(Items from an interface collection)
--------------------
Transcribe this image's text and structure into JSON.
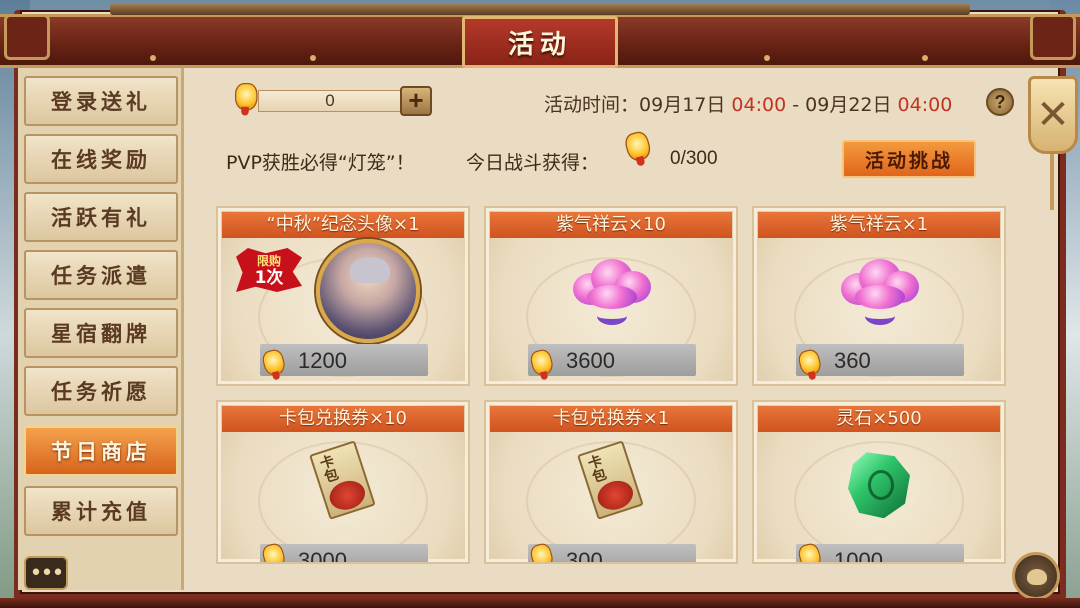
{
  "window": {
    "title": "活动"
  },
  "sidebar": {
    "items": [
      {
        "label": "登录送礼",
        "active": false
      },
      {
        "label": "在线奖励",
        "active": false
      },
      {
        "label": "活跃有礼",
        "active": false
      },
      {
        "label": "任务派遣",
        "active": false
      },
      {
        "label": "星宿翻牌",
        "active": false
      },
      {
        "label": "任务祈愿",
        "active": false
      },
      {
        "label": "节日商店",
        "active": true
      },
      {
        "label": "累计充值",
        "active": false
      }
    ],
    "menu_icon": "ellipsis-icon"
  },
  "currency": {
    "value": "0",
    "icon": "lantern-icon",
    "add_label": "+"
  },
  "event_time": {
    "label": "活动时间：",
    "start_date": "09月17日",
    "start_time": "04:00",
    "separator": "-",
    "end_date": "09月22日",
    "end_time": "04:00",
    "help_label": "?"
  },
  "pvp": {
    "text": "PVP获胜必得“灯笼”！",
    "battle_label": "今日战斗获得：",
    "battle_count": "0/300",
    "challenge_button": "活动挑战"
  },
  "shop": {
    "items": [
      {
        "title": "“中秋”纪念头像×1",
        "price": "1200",
        "icon": "avatar-portrait-icon",
        "limit_badge_top": "限购",
        "limit_badge_bottom": "1次"
      },
      {
        "title": "紫气祥云×10",
        "price": "3600",
        "icon": "purple-cloud-icon"
      },
      {
        "title": "紫气祥云×1",
        "price": "360",
        "icon": "purple-cloud-icon"
      },
      {
        "title": "卡包兑换券×10",
        "price": "3000",
        "icon": "card-pack-voucher-icon",
        "pack_text": "卡包"
      },
      {
        "title": "卡包兑换券×1",
        "price": "300",
        "icon": "card-pack-voucher-icon",
        "pack_text": "卡包"
      },
      {
        "title": "灵石×500",
        "price": "1000",
        "icon": "spirit-stone-icon"
      }
    ]
  },
  "close_button": {
    "label": "✕"
  },
  "colors": {
    "accent": "#d8631c",
    "time_red": "#c23421",
    "frame": "#7a2c1e"
  }
}
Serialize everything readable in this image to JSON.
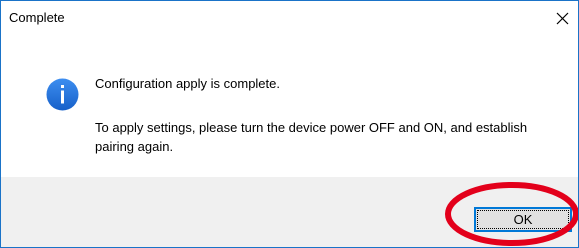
{
  "window": {
    "title": "Complete",
    "close_symbol": "✕"
  },
  "message": {
    "icon": "info-icon",
    "line1": "Configuration apply is complete.",
    "line2": "To apply settings, please turn the device power OFF and ON, and establish pairing again."
  },
  "buttons": {
    "ok_label": "OK"
  },
  "colors": {
    "accent": "#0078d7",
    "info_icon": "#1e6fd9",
    "highlight": "#e3001b",
    "footer_bg": "#f0f0f0"
  }
}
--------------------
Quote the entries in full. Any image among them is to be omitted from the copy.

Transcribe this image's text and structure into JSON.
{
  "window": {
    "title": "活动"
  },
  "sidebar": {
    "items": [
      {
        "label": "登录送礼",
        "active": false
      },
      {
        "label": "在线奖励",
        "active": false
      },
      {
        "label": "活跃有礼",
        "active": false
      },
      {
        "label": "任务派遣",
        "active": false
      },
      {
        "label": "星宿翻牌",
        "active": false
      },
      {
        "label": "任务祈愿",
        "active": false
      },
      {
        "label": "节日商店",
        "active": true
      },
      {
        "label": "累计充值",
        "active": false
      }
    ],
    "menu_icon": "ellipsis-icon"
  },
  "currency": {
    "value": "0",
    "icon": "lantern-icon",
    "add_label": "+"
  },
  "event_time": {
    "label": "活动时间：",
    "start_date": "09月17日",
    "start_time": "04:00",
    "separator": "-",
    "end_date": "09月22日",
    "end_time": "04:00",
    "help_label": "?"
  },
  "pvp": {
    "text": "PVP获胜必得“灯笼”！",
    "battle_label": "今日战斗获得：",
    "battle_count": "0/300",
    "challenge_button": "活动挑战"
  },
  "shop": {
    "items": [
      {
        "title": "“中秋”纪念头像×1",
        "price": "1200",
        "icon": "avatar-portrait-icon",
        "limit_badge_top": "限购",
        "limit_badge_bottom": "1次"
      },
      {
        "title": "紫气祥云×10",
        "price": "3600",
        "icon": "purple-cloud-icon"
      },
      {
        "title": "紫气祥云×1",
        "price": "360",
        "icon": "purple-cloud-icon"
      },
      {
        "title": "卡包兑换券×10",
        "price": "3000",
        "icon": "card-pack-voucher-icon",
        "pack_text": "卡包"
      },
      {
        "title": "卡包兑换券×1",
        "price": "300",
        "icon": "card-pack-voucher-icon",
        "pack_text": "卡包"
      },
      {
        "title": "灵石×500",
        "price": "1000",
        "icon": "spirit-stone-icon"
      }
    ]
  },
  "close_button": {
    "label": "✕"
  },
  "colors": {
    "accent": "#d8631c",
    "time_red": "#c23421",
    "frame": "#7a2c1e"
  }
}
Serialize everything readable in this image to JSON.
{
  "window": {
    "title": "Complete",
    "close_symbol": "✕"
  },
  "message": {
    "icon": "info-icon",
    "line1": "Configuration apply is complete.",
    "line2": "To apply settings, please turn the device power OFF and ON, and establish pairing again."
  },
  "buttons": {
    "ok_label": "OK"
  },
  "colors": {
    "accent": "#0078d7",
    "info_icon": "#1e6fd9",
    "highlight": "#e3001b",
    "footer_bg": "#f0f0f0"
  }
}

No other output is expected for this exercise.